• Excerpted records:
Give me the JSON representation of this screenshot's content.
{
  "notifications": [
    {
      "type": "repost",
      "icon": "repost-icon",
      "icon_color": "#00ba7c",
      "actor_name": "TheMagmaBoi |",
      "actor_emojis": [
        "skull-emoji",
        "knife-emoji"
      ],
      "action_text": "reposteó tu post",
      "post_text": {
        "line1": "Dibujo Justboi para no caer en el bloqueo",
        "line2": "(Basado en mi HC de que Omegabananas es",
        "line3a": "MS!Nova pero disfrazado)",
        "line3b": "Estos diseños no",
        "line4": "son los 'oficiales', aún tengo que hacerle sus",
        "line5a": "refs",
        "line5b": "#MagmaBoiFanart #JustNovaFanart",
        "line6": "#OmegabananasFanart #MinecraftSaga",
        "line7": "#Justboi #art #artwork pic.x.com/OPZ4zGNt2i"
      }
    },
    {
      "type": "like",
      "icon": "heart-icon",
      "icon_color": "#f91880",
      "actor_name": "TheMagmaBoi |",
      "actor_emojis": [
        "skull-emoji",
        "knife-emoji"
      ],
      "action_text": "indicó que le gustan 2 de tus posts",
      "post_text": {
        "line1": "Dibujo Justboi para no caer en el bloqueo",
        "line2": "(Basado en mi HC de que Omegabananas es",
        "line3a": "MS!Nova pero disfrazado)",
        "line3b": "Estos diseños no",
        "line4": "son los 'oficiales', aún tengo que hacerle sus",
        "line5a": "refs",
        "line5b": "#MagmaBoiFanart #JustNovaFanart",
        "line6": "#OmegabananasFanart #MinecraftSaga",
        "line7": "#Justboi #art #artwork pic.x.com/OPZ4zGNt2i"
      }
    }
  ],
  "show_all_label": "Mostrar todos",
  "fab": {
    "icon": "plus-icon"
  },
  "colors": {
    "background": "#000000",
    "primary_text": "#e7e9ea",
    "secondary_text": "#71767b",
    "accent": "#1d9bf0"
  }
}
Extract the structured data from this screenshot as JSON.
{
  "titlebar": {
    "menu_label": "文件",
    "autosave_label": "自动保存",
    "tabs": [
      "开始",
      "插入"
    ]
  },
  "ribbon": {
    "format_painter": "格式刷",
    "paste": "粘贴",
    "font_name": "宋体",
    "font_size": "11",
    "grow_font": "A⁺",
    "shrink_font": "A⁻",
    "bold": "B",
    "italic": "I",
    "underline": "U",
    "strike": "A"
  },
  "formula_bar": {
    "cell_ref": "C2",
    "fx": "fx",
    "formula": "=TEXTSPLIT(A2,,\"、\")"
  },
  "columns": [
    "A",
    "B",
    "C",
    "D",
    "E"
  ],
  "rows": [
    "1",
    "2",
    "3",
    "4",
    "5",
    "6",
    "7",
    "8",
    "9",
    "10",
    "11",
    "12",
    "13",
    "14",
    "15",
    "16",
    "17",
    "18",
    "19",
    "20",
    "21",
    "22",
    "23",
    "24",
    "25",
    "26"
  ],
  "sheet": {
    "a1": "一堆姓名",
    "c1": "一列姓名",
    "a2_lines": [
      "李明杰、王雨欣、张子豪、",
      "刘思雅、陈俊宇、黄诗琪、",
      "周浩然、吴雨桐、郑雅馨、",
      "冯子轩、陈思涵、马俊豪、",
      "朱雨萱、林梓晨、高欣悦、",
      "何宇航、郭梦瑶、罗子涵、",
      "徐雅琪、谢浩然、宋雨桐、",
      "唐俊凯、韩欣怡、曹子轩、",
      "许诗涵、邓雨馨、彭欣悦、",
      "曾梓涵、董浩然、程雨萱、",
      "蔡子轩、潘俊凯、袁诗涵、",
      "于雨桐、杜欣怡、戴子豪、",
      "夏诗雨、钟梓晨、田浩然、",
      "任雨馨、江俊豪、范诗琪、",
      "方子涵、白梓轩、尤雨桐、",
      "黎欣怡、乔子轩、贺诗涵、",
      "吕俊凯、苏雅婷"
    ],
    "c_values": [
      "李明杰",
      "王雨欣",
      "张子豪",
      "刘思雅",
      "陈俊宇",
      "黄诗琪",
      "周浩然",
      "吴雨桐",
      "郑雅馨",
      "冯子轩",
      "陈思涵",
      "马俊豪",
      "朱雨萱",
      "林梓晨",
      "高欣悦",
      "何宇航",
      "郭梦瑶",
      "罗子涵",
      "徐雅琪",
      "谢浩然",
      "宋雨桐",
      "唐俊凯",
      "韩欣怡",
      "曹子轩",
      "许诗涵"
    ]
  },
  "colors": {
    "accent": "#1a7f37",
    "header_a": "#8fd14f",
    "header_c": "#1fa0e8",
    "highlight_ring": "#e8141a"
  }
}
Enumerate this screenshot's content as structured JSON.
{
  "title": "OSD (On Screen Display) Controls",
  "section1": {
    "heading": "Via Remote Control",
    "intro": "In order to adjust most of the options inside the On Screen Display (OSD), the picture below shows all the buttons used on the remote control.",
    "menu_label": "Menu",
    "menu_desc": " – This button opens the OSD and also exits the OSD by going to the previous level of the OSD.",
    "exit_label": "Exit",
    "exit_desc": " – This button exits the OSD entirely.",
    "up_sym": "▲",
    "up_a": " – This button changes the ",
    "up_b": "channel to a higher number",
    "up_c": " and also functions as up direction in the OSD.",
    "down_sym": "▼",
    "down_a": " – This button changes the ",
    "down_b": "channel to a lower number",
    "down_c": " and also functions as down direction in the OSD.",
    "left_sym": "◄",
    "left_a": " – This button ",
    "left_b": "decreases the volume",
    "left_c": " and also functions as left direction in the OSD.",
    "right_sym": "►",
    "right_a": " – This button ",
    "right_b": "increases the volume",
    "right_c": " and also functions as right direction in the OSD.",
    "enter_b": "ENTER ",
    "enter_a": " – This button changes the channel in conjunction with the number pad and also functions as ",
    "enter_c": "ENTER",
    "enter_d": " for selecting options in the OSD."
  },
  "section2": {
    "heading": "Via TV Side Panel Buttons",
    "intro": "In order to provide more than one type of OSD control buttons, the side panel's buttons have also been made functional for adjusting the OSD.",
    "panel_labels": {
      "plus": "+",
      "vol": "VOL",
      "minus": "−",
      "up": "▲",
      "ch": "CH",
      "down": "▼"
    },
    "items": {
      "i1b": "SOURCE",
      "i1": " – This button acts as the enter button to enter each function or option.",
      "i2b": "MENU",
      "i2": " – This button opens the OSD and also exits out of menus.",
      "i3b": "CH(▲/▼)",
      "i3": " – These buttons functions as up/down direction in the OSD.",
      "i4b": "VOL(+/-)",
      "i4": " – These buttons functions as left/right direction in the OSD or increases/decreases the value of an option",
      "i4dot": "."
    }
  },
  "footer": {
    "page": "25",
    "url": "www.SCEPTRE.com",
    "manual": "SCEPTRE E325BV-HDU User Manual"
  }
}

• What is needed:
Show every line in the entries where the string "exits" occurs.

• Finished exercise:
    "menu_desc": " – This button opens the OSD and also exits the OSD by going to the previous level of the OSD.",
    "exit_desc": " – This button exits the OSD entirely.",
      "i2": " – This button opens the OSD and also exits out of menus.",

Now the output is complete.